┌─ Extracted entries

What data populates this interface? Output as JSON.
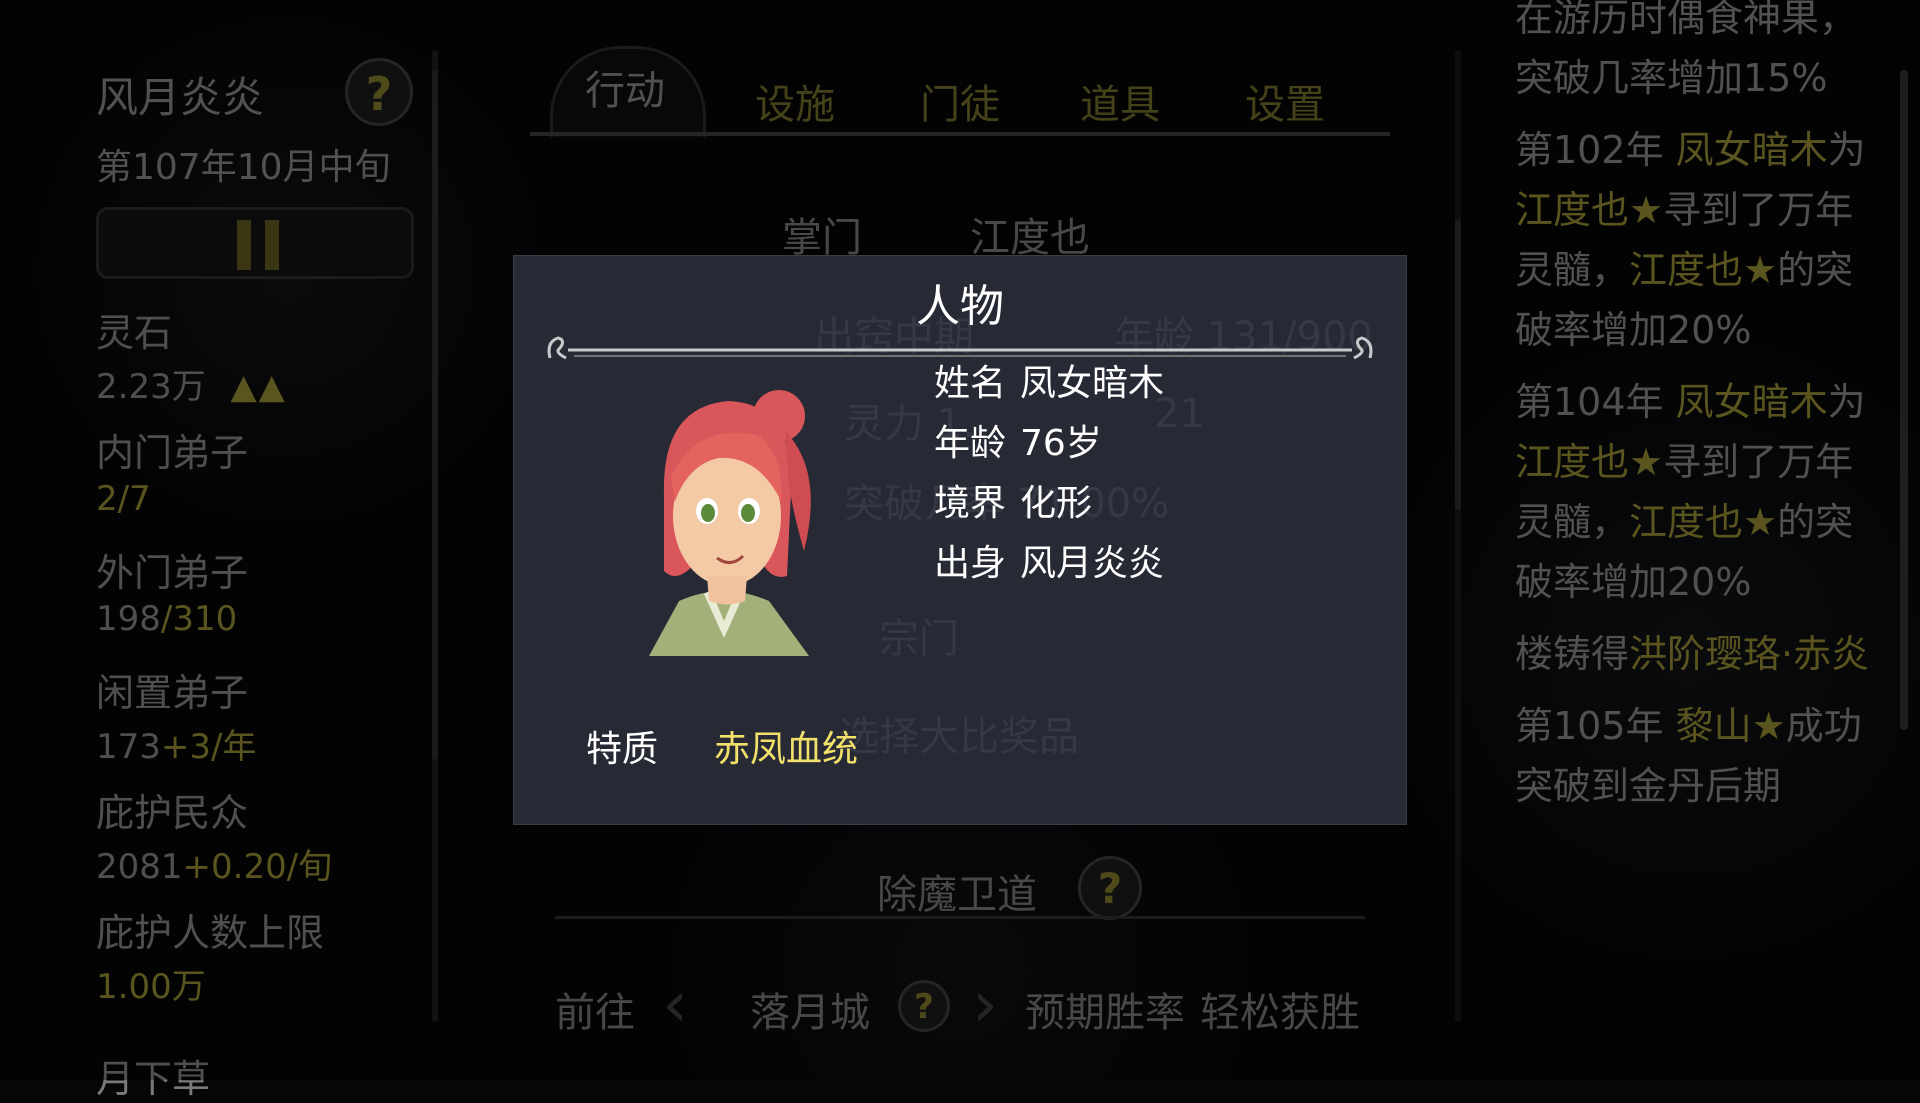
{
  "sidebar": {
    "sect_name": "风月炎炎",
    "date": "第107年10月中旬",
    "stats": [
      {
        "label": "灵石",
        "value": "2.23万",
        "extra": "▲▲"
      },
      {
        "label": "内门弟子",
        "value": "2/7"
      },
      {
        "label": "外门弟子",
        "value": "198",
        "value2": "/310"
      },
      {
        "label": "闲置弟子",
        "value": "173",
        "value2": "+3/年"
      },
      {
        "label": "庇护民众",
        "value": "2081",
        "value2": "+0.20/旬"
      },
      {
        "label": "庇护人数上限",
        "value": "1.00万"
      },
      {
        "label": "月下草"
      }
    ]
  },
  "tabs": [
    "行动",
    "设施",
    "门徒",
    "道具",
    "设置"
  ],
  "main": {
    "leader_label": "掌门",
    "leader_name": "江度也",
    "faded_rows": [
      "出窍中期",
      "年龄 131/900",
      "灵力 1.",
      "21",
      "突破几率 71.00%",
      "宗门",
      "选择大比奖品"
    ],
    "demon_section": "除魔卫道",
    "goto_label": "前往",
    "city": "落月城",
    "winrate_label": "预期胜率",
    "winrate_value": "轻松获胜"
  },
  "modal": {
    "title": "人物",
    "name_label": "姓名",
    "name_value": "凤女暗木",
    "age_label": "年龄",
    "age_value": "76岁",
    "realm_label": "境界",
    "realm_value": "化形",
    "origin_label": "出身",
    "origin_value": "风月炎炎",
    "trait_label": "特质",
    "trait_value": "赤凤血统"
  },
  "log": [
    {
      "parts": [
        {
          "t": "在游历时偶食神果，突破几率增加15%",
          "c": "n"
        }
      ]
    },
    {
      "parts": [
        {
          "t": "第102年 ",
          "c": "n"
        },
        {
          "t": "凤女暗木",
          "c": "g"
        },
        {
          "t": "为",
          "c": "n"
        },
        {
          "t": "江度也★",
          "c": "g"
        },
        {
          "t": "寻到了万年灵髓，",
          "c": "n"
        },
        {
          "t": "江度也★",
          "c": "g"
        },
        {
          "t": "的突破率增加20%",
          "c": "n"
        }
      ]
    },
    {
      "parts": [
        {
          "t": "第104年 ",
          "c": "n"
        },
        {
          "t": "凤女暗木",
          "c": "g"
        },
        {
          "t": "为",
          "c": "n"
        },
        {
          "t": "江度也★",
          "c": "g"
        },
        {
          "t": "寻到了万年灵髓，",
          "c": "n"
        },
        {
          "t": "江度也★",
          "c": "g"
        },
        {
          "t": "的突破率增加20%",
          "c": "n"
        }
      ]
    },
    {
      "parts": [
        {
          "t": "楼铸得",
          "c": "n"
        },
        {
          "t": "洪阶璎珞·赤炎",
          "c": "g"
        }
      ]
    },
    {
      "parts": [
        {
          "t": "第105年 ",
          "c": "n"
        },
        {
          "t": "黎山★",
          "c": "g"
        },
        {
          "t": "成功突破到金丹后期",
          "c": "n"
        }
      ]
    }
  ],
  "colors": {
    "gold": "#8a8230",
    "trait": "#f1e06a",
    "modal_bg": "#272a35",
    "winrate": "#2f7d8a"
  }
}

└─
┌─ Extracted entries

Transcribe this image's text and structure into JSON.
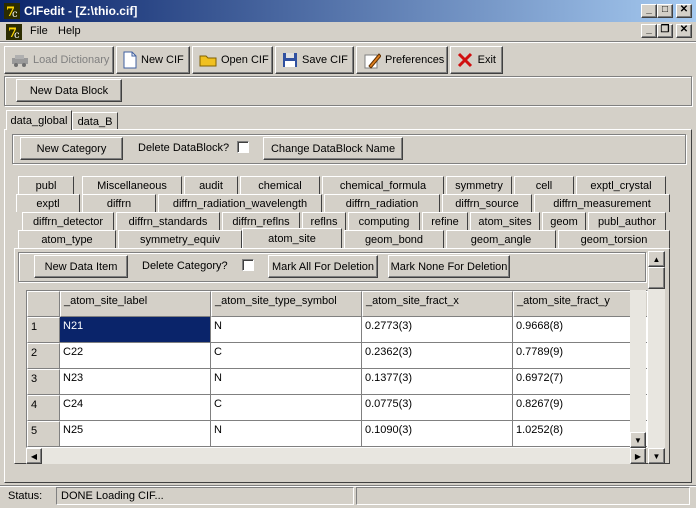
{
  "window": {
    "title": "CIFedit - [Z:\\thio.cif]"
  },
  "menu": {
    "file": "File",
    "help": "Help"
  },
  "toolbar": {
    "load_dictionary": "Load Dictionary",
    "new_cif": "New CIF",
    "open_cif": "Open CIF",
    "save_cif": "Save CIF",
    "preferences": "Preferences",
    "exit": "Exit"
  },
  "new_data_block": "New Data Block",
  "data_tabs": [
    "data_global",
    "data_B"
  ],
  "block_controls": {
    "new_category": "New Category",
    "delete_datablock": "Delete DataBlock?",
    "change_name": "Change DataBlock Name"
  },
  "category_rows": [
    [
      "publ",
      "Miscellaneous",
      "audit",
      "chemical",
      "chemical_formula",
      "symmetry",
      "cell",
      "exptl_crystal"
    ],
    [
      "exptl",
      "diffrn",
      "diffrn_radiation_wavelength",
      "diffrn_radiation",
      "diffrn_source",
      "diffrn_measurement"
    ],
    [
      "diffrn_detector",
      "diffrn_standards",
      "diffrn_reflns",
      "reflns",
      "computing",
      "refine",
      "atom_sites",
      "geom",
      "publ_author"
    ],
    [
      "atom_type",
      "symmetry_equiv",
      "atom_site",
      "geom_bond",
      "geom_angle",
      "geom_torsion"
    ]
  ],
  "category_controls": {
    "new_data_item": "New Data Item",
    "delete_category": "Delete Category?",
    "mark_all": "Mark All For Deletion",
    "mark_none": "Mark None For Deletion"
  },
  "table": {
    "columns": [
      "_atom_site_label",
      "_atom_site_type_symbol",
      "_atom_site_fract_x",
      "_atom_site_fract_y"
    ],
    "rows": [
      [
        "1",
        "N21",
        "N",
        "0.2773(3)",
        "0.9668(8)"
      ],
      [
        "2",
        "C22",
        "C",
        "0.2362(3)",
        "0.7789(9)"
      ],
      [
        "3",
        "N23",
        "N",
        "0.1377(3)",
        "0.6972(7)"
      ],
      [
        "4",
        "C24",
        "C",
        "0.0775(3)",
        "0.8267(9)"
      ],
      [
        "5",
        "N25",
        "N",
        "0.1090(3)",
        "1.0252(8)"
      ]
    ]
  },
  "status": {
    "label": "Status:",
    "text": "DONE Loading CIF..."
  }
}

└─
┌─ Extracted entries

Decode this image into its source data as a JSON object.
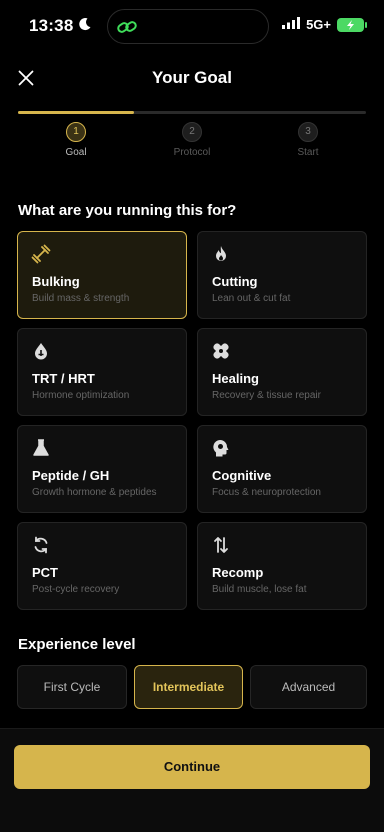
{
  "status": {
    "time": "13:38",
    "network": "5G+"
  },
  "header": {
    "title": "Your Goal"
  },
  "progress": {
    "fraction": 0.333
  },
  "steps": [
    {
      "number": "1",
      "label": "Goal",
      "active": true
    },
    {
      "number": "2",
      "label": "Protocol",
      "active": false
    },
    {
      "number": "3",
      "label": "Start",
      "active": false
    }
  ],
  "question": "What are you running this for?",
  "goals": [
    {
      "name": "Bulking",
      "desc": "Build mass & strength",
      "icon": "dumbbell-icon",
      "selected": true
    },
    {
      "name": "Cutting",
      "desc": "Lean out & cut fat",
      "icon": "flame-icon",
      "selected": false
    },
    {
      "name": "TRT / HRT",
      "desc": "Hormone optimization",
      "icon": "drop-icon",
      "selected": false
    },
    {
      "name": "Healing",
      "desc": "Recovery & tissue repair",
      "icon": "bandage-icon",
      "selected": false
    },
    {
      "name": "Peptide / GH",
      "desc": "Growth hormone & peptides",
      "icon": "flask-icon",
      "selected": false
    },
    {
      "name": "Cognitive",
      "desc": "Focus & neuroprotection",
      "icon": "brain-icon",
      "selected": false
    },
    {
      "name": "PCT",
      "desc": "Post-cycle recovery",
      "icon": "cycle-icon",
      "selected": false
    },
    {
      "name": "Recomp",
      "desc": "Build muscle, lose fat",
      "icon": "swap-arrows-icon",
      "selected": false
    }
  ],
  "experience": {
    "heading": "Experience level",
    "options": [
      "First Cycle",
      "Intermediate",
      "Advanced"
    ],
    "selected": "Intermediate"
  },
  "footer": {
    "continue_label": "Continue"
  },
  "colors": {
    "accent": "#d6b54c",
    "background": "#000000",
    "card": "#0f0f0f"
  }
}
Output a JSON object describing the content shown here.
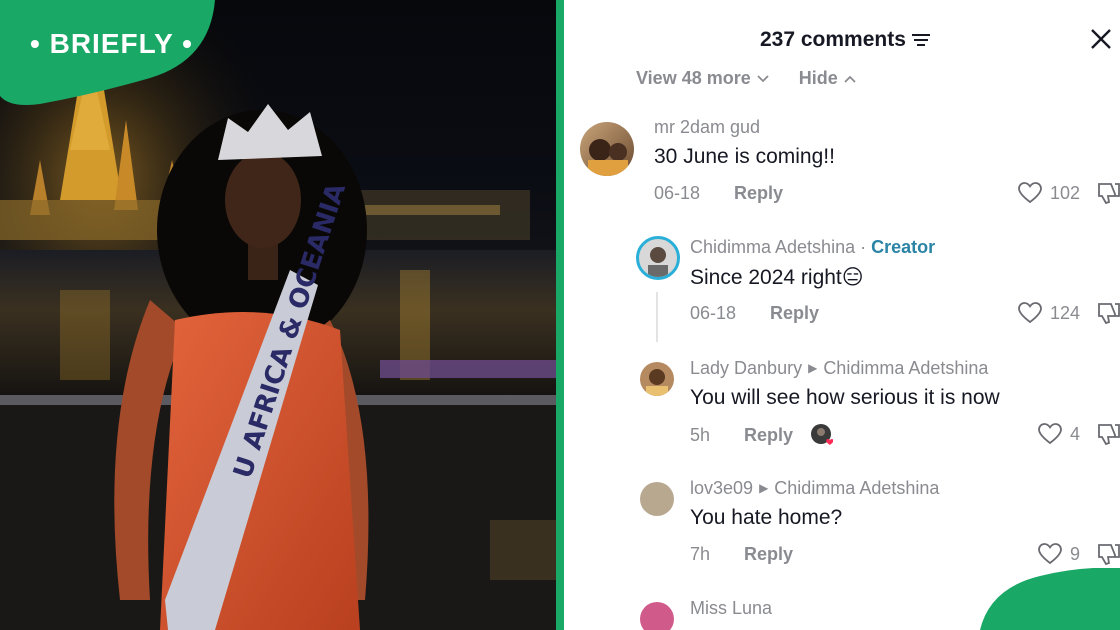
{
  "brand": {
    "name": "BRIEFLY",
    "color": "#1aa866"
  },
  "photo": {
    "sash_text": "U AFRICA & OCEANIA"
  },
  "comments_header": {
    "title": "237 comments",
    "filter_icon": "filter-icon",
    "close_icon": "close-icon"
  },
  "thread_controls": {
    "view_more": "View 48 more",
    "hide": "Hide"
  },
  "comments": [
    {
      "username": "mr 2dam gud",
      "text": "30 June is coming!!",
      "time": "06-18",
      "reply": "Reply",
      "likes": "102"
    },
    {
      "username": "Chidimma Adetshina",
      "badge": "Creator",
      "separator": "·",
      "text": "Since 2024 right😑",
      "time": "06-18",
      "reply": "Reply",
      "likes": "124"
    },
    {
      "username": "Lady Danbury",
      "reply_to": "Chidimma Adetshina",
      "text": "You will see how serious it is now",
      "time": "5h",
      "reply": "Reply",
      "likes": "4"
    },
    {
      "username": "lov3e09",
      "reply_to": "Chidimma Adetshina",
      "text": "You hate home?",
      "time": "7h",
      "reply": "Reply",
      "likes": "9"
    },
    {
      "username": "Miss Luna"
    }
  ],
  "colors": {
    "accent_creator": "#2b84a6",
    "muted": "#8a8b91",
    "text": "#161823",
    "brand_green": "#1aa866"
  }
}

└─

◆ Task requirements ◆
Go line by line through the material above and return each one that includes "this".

◆ Task solution ◆
What data populates this interface? Output as JSON.
Transcribe this image's text and structure into JSON.
Decode this image into its source data as a JSON object.
  "question": "What are you running this for?",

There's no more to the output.